**Directions**: Reproduce every record exactly.

========

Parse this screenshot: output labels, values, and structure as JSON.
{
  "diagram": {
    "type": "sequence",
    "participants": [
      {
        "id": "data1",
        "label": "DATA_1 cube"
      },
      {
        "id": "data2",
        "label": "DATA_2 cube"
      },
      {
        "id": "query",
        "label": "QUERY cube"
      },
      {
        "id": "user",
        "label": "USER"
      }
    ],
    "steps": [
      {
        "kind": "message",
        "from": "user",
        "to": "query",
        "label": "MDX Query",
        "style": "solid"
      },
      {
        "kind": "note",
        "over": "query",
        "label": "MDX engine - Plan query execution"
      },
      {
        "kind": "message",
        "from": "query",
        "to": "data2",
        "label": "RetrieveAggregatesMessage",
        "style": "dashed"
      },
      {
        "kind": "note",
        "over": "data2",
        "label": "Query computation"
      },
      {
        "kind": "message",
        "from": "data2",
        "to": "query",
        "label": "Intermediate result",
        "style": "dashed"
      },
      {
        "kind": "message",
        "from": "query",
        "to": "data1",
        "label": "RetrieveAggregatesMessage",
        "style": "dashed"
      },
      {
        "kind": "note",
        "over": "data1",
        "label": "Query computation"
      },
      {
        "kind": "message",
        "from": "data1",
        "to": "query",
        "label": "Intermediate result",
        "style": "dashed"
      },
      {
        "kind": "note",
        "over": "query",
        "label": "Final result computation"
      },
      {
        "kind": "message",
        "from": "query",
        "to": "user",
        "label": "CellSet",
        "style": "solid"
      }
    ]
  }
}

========

**Answer to this task**:
Parse this screenshot: output labels, values, and structure as JSON.
{
  "diagram": {
    "type": "sequence",
    "participants": [
      {
        "id": "data1",
        "label": "DATA_1 cube"
      },
      {
        "id": "data2",
        "label": "DATA_2 cube"
      },
      {
        "id": "query",
        "label": "QUERY cube"
      },
      {
        "id": "user",
        "label": "USER"
      }
    ],
    "steps": [
      {
        "kind": "message",
        "from": "user",
        "to": "query",
        "label": "MDX Query",
        "style": "solid"
      },
      {
        "kind": "note",
        "over": "query",
        "label": "MDX engine - Plan query execution"
      },
      {
        "kind": "message",
        "from": "query",
        "to": "data2",
        "label": "RetrieveAggregatesMessage",
        "style": "dashed"
      },
      {
        "kind": "note",
        "over": "data2",
        "label": "Query computation"
      },
      {
        "kind": "message",
        "from": "data2",
        "to": "query",
        "label": "Intermediate result",
        "style": "dashed"
      },
      {
        "kind": "message",
        "from": "query",
        "to": "data1",
        "label": "RetrieveAggregatesMessage",
        "style": "dashed"
      },
      {
        "kind": "note",
        "over": "data1",
        "label": "Query computation"
      },
      {
        "kind": "message",
        "from": "data1",
        "to": "query",
        "label": "Intermediate result",
        "style": "dashed"
      },
      {
        "kind": "note",
        "over": "query",
        "label": "Final result computation"
      },
      {
        "kind": "message",
        "from": "query",
        "to": "user",
        "label": "CellSet",
        "style": "solid"
      }
    ]
  }
}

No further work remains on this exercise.